▶ [To do] Keep the images out and copy every entry below exactly.

===== Records for this task =====

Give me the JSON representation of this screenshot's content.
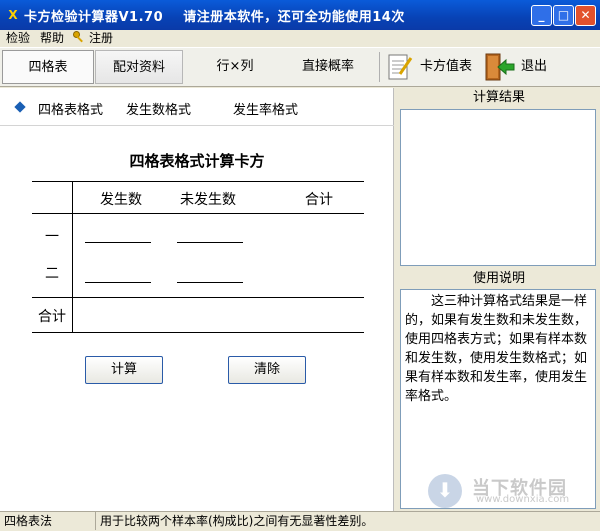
{
  "window": {
    "title": "卡方检验计算器V1.70    请注册本软件，还可全功能使用14次",
    "min": "_",
    "max": "□",
    "close": "✕",
    "icon_glyph": "X"
  },
  "menu": {
    "check": "检验",
    "help": "帮助",
    "register": "注册"
  },
  "toolbar": {
    "four_table": "四格表",
    "paired": "配对资料",
    "rxc": "行×列",
    "direct_prob": "直接概率",
    "chi_table": "卡方值表",
    "exit": "退出"
  },
  "formats": {
    "four_table_format": "四格表格式",
    "occurrence_format": "发生数格式",
    "rate_format": "发生率格式"
  },
  "calc": {
    "title": "四格表格式计算卡方",
    "col_occur": "发生数",
    "col_non_occur": "未发生数",
    "col_total": "合计",
    "row_one": "一",
    "row_two": "二",
    "row_total": "合计",
    "compute_button": "计算",
    "clear_button": "清除"
  },
  "result": {
    "header": "计算结果"
  },
  "usage": {
    "header": "使用说明",
    "text": "　　这三种计算格式结果是一样的，如果有发生数和未发生数，使用四格表方式；如果有样本数和发生数，使用发生数格式；如果有样本数和发生率，使用发生率格式。"
  },
  "watermark": {
    "name": "当下软件园",
    "url": "www.downxia.com"
  },
  "status": {
    "mode": "四格表法",
    "message": "用于比较两个样本率(构成比)之间有无显著性差别。"
  },
  "colors": {
    "titlebar": "#0a4fc8",
    "accent": "#1a5fb4",
    "close": "#e2512d"
  }
}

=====

▶ [Solution to this problem]
Give me the JSON representation of this screenshot's content.
{
  "window": {
    "title": "卡方检验计算器V1.70    请注册本软件，还可全功能使用14次",
    "min": "_",
    "max": "□",
    "close": "✕",
    "icon_glyph": "X"
  },
  "menu": {
    "check": "检验",
    "help": "帮助",
    "register": "注册"
  },
  "toolbar": {
    "four_table": "四格表",
    "paired": "配对资料",
    "rxc": "行×列",
    "direct_prob": "直接概率",
    "chi_table": "卡方值表",
    "exit": "退出"
  },
  "formats": {
    "four_table_format": "四格表格式",
    "occurrence_format": "发生数格式",
    "rate_format": "发生率格式"
  },
  "calc": {
    "title": "四格表格式计算卡方",
    "col_occur": "发生数",
    "col_non_occur": "未发生数",
    "col_total": "合计",
    "row_one": "一",
    "row_two": "二",
    "row_total": "合计",
    "compute_button": "计算",
    "clear_button": "清除"
  },
  "result": {
    "header": "计算结果"
  },
  "usage": {
    "header": "使用说明",
    "text": "　　这三种计算格式结果是一样的，如果有发生数和未发生数，使用四格表方式；如果有样本数和发生数，使用发生数格式；如果有样本数和发生率，使用发生率格式。"
  },
  "watermark": {
    "name": "当下软件园",
    "url": "www.downxia.com"
  },
  "status": {
    "mode": "四格表法",
    "message": "用于比较两个样本率(构成比)之间有无显著性差别。"
  },
  "colors": {
    "titlebar": "#0a4fc8",
    "accent": "#1a5fb4",
    "close": "#e2512d"
  }
}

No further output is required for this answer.